YOUR GOAL:
In your reply, write out each entry exactly as given.

DATASET ENTRIES:

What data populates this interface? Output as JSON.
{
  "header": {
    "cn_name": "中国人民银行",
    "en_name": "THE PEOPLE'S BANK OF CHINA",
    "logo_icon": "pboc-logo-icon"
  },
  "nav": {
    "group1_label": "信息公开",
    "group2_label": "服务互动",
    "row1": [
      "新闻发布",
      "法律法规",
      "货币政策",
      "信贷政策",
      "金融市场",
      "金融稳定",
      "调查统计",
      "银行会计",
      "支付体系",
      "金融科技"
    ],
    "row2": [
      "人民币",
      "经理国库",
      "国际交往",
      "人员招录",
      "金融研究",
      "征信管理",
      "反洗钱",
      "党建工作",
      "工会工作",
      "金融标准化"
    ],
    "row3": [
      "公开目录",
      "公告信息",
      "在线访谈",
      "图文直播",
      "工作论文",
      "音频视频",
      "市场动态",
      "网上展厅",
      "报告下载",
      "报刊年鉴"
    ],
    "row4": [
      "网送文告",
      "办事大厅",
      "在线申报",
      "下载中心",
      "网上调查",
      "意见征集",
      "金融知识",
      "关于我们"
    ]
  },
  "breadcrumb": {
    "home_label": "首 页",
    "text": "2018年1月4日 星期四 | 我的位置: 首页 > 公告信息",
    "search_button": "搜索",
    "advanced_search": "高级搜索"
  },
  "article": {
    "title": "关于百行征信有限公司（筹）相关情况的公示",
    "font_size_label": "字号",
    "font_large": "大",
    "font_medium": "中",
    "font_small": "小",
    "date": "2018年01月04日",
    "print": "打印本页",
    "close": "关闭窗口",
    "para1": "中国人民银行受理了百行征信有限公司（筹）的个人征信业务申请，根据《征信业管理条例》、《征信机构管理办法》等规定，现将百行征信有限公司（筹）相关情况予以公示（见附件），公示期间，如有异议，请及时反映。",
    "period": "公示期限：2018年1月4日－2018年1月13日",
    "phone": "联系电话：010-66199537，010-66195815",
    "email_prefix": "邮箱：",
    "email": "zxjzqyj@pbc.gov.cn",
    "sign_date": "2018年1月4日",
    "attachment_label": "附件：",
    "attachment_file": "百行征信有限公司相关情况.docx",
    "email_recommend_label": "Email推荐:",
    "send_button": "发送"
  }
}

EXPECTED OUTPUT:
What data populates this interface? Output as JSON.
{
  "header": {
    "cn_name": "中国人民银行",
    "en_name": "THE PEOPLE'S BANK OF CHINA",
    "logo_icon": "pboc-logo-icon"
  },
  "nav": {
    "group1_label": "信息公开",
    "group2_label": "服务互动",
    "row1": [
      "新闻发布",
      "法律法规",
      "货币政策",
      "信贷政策",
      "金融市场",
      "金融稳定",
      "调查统计",
      "银行会计",
      "支付体系",
      "金融科技"
    ],
    "row2": [
      "人民币",
      "经理国库",
      "国际交往",
      "人员招录",
      "金融研究",
      "征信管理",
      "反洗钱",
      "党建工作",
      "工会工作",
      "金融标准化"
    ],
    "row3": [
      "公开目录",
      "公告信息",
      "在线访谈",
      "图文直播",
      "工作论文",
      "音频视频",
      "市场动态",
      "网上展厅",
      "报告下载",
      "报刊年鉴"
    ],
    "row4": [
      "网送文告",
      "办事大厅",
      "在线申报",
      "下载中心",
      "网上调查",
      "意见征集",
      "金融知识",
      "关于我们"
    ]
  },
  "breadcrumb": {
    "home_label": "首 页",
    "text": "2018年1月4日 星期四 | 我的位置: 首页 > 公告信息",
    "search_button": "搜索",
    "advanced_search": "高级搜索"
  },
  "article": {
    "title": "关于百行征信有限公司（筹）相关情况的公示",
    "font_size_label": "字号",
    "font_large": "大",
    "font_medium": "中",
    "font_small": "小",
    "date": "2018年01月04日",
    "print": "打印本页",
    "close": "关闭窗口",
    "para1": "中国人民银行受理了百行征信有限公司（筹）的个人征信业务申请，根据《征信业管理条例》、《征信机构管理办法》等规定，现将百行征信有限公司（筹）相关情况予以公示（见附件），公示期间，如有异议，请及时反映。",
    "period": "公示期限：2018年1月4日－2018年1月13日",
    "phone": "联系电话：010-66199537，010-66195815",
    "email_prefix": "邮箱：",
    "email": "zxjzqyj@pbc.gov.cn",
    "sign_date": "2018年1月4日",
    "attachment_label": "附件：",
    "attachment_file": "百行征信有限公司相关情况.docx",
    "email_recommend_label": "Email推荐:",
    "send_button": "发送"
  }
}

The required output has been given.